IT IS WORTH IT! Never forget how amazing and strong you are!!


Holy 3 Months!

Where have the last three months of my life gone? It seems like such a blur! I can't believe that yesterday Orion and Ronin turned 3 months old. Of course their adjusted age is only 6 weeks. They are doing fabulous. It seems like only yesterday I was the momma of 2 NICU babies. I felt like I lived at the hospital.

Now it's the same routine every day:
Get up.
Go to work (pump on my lunch break like a little cow).
Come home.
Pump some more.
Love on my boys.
Take care of them and everything around the house until bed time. (Dinner, dishes, Washing bottles, laundry, other cleaning. Basically every thing a SAHM does, but I have to cram it into 5 hours)
Find time to pump between everything else...
Start again.

Monday, September 9, 2013


Recently there has been a lot of talk in the infertility community about a couple who was angered when the conceived twins via IVF. Click to read the article: Couple blogs they are 'angry'

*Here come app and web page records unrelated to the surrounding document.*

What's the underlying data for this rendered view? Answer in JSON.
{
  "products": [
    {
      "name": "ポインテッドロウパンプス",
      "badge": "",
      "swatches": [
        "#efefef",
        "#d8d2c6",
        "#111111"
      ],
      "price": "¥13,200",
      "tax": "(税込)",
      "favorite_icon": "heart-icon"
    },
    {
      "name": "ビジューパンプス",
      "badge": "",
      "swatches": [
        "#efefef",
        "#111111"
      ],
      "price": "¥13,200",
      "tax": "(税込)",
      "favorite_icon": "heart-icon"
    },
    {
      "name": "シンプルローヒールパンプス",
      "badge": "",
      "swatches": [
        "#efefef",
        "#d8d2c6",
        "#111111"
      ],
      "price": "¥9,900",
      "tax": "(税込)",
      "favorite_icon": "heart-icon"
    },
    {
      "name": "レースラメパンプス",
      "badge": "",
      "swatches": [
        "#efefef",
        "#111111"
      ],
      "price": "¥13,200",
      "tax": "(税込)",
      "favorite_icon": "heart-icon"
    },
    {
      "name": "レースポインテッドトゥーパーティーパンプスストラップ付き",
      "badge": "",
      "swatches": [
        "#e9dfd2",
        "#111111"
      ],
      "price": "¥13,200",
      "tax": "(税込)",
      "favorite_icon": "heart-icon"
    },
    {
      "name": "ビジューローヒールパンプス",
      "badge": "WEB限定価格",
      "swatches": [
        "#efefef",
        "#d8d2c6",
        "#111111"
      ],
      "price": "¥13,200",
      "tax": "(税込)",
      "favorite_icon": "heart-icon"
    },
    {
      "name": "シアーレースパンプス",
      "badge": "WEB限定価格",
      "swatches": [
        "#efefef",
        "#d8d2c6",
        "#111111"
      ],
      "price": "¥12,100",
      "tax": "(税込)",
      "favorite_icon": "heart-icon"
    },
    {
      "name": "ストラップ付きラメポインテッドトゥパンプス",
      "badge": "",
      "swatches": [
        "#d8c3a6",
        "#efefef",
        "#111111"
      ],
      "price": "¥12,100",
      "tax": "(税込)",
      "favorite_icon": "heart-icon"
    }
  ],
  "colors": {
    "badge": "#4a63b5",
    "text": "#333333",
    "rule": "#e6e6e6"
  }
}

I had read this before. Before having the procedure they knew the risks of having twins. I, too, knew the risks of us having twins while on Clomid was greater. (Our twins were not caused by fertility drugs, however, because they are identical.) I knew the risks of becoming pregnant with them, but I had NO idea all the risks and complications that come with having a multiple pregnancy.
That being said, I would never wish a multiple pregnancy on anyone, especially one with identicals (mo/di or mo/mo). There are so many more risks and complications. We almost lost our boys. We almost had to deliver them at 23 weeks. You’re at a much higher risks of miscarriage, gestational diabetes, pre-eclampsia, and stillbirth. Mo/di and mo/mo also have the risk of twin to twin transfusion which can cause the death of not one, but both babies and this occurs in 10% of these types of pregnancies. Mo/mo pregnancies are usually hospitalized after 21 weeks and constantly monitored because the risk of cord incidence is so high. The babies share an amniotic sac and one baby can literally grab the cord of the other one and “strangle” it. Two of my friends on a twin support group had their twins early (26 weeks and 31 weeks) and each of them lost one of their babies due to pre-term labor. Even my twins were born at 33 weeks due to complications (IUGR due to marginal cord attachment). One or both could have lifelong struggles because of it.

In some ways I empathize with the couple. There was even a twice that I remember during my pregnancy that I lay in bed, doubled over in pain crying that I said, “But I only wanted one.” Does that make me a horrible person? No. I was scared and in pain. Does it mean I don't love my kids? No. Does it mean I wasn't grateful to be having my babies after years of trying? Not at all. It simply makes me human.

In some ways, it’s a situation I don’t think you can fully comprehend until you’ve been there. Last week I went to a Mom’s of Multiples meeting. We all had the same consensus. We hate hearing people say “I wish I had twins.” It’s not because we don’t love our children, it’s because they really have no idea the difficulties that come with it both in pregnancy and after. Yeah… it seems like the ultimate BOGO… but it really isn’t. It's hard, harder than most people even imagine.